_Exercise directions_
What is needed is an exact copy of the records below, without the pictures.

======== Given records

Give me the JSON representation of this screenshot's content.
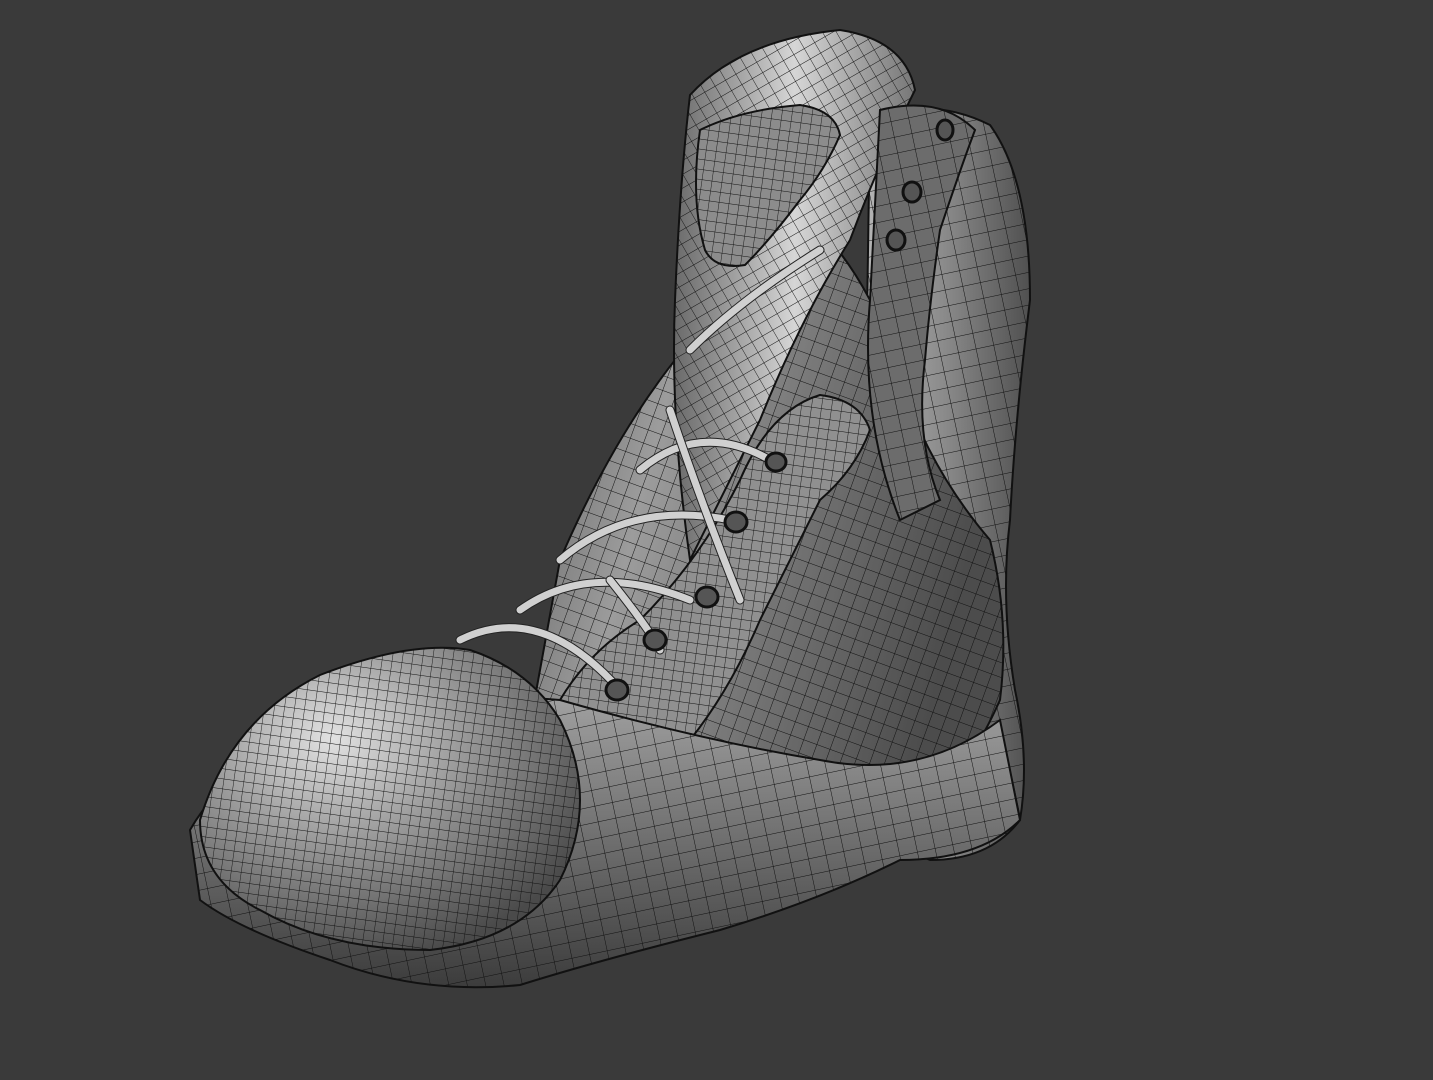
{
  "viewport": {
    "background": "#3a3a3a",
    "display_mode": "shaded-with-wireframe",
    "model": "boot-mesh",
    "shading": {
      "highlight": "#e6e6e6",
      "midtone": "#8a8a8a",
      "shadow": "#3f3f3f",
      "wire": "#111111"
    },
    "mesh_parts": [
      "collar-padding",
      "tongue",
      "heel-counter",
      "quarter-panel",
      "vamp",
      "toe-cap",
      "midsole",
      "outsole",
      "laces",
      "eyelets"
    ]
  }
}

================

_Expected answer_
Give me the JSON representation of this screenshot's content.
{
  "viewport": {
    "background": "#3a3a3a",
    "display_mode": "shaded-with-wireframe",
    "model": "boot-mesh",
    "shading": {
      "highlight": "#e6e6e6",
      "midtone": "#8a8a8a",
      "shadow": "#3f3f3f",
      "wire": "#111111"
    },
    "mesh_parts": [
      "collar-padding",
      "tongue",
      "heel-counter",
      "quarter-panel",
      "vamp",
      "toe-cap",
      "midsole",
      "outsole",
      "laces",
      "eyelets"
    ]
  }
}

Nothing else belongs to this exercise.